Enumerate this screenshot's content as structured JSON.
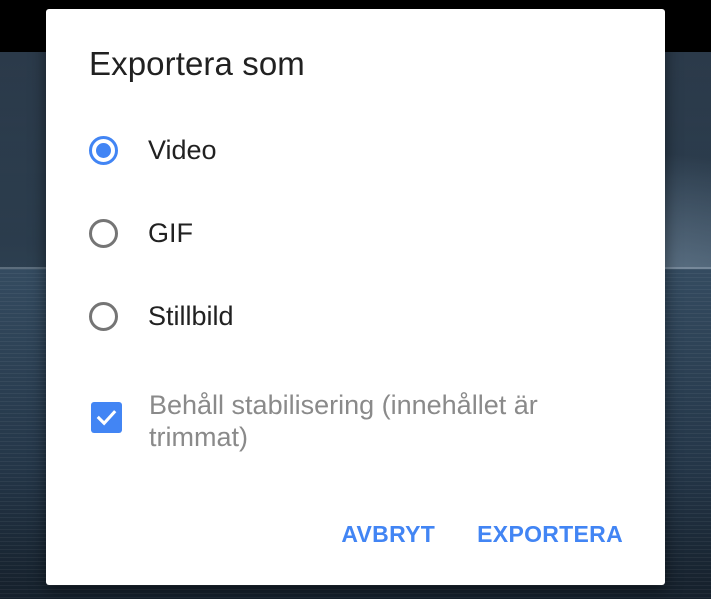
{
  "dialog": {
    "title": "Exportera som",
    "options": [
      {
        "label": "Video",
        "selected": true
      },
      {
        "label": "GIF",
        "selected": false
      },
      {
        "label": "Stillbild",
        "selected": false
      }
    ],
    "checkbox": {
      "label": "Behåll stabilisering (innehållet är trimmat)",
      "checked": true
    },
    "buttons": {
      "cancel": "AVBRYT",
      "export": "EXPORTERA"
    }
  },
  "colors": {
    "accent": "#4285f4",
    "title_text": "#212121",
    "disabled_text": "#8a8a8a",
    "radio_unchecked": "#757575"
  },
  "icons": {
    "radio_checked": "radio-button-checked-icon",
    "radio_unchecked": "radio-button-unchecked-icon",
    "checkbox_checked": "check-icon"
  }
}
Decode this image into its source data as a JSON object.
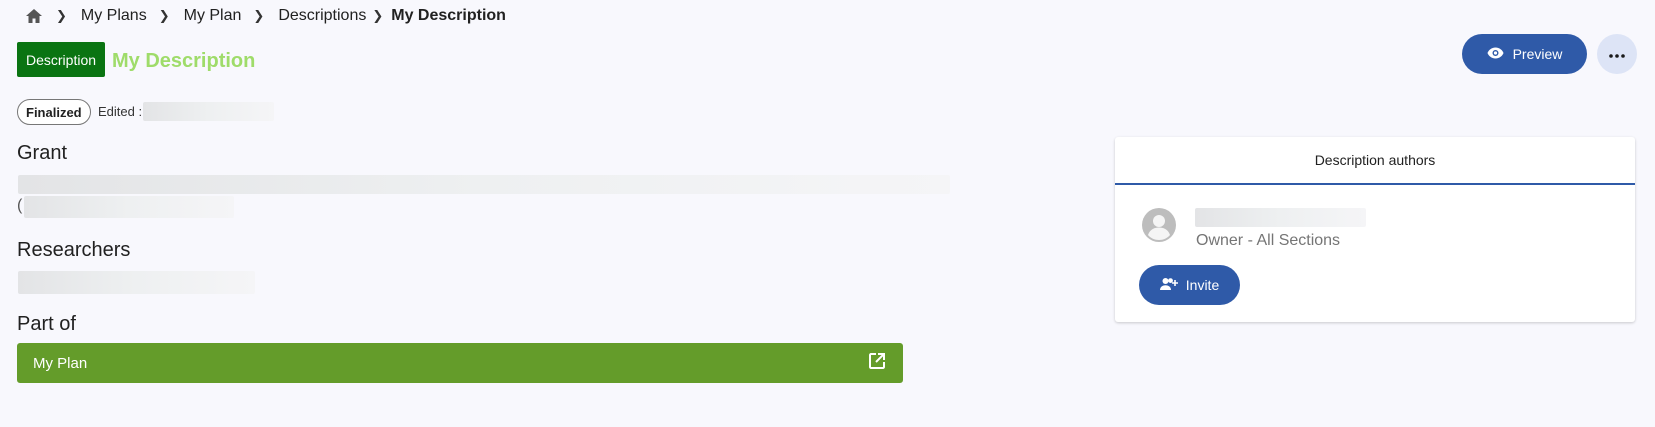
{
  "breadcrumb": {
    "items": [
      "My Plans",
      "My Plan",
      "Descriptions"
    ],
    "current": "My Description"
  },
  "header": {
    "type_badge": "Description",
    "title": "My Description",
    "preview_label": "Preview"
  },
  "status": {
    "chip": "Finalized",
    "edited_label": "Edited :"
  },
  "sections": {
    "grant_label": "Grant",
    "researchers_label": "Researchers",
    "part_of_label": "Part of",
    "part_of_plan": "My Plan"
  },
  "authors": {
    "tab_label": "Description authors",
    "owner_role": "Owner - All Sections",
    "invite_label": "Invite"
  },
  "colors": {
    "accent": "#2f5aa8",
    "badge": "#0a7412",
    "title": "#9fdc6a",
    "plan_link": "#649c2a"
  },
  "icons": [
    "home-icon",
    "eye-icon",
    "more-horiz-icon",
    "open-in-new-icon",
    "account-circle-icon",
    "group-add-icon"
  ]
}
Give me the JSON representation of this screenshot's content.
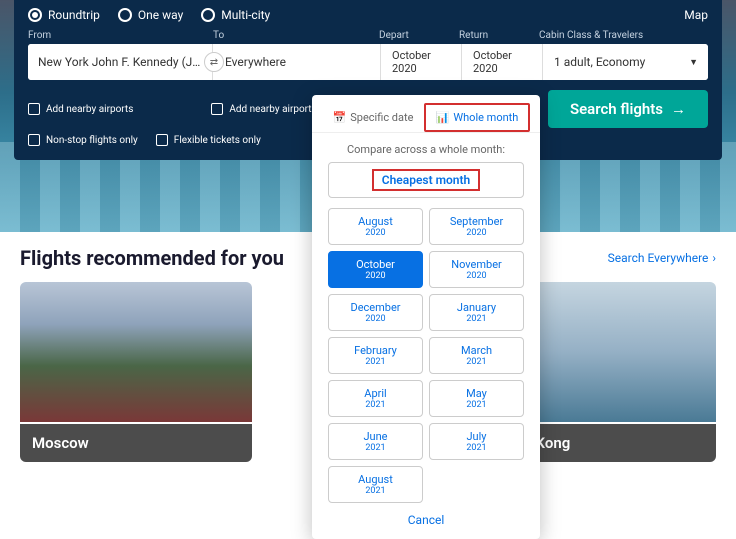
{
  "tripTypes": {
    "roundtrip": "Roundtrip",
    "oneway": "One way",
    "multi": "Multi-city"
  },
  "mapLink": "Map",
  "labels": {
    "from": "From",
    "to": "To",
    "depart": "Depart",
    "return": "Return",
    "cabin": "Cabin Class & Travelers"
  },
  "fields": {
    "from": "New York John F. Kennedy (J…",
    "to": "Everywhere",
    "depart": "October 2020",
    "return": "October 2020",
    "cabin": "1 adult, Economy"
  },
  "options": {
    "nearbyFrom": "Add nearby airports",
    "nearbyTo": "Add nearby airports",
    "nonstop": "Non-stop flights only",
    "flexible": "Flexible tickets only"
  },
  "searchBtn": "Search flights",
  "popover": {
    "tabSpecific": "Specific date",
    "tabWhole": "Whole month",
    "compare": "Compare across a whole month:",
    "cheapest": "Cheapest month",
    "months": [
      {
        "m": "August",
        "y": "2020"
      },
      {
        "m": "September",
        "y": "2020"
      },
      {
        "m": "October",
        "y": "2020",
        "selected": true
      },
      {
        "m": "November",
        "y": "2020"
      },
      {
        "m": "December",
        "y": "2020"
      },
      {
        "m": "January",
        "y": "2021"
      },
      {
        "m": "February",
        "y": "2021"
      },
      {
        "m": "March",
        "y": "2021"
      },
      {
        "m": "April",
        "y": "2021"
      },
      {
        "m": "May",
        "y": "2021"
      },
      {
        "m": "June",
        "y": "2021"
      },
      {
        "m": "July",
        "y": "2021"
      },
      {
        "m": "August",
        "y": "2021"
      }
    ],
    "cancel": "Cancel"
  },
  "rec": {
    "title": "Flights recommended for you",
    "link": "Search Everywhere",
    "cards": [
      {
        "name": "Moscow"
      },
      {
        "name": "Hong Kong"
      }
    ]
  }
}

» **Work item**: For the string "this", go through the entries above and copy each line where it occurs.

» **Solution below**:
Enumerate this screenshot's content as structured JSON.
Decode this image into its source data as a JSON object.
Give me the JSON representation of this screenshot's content.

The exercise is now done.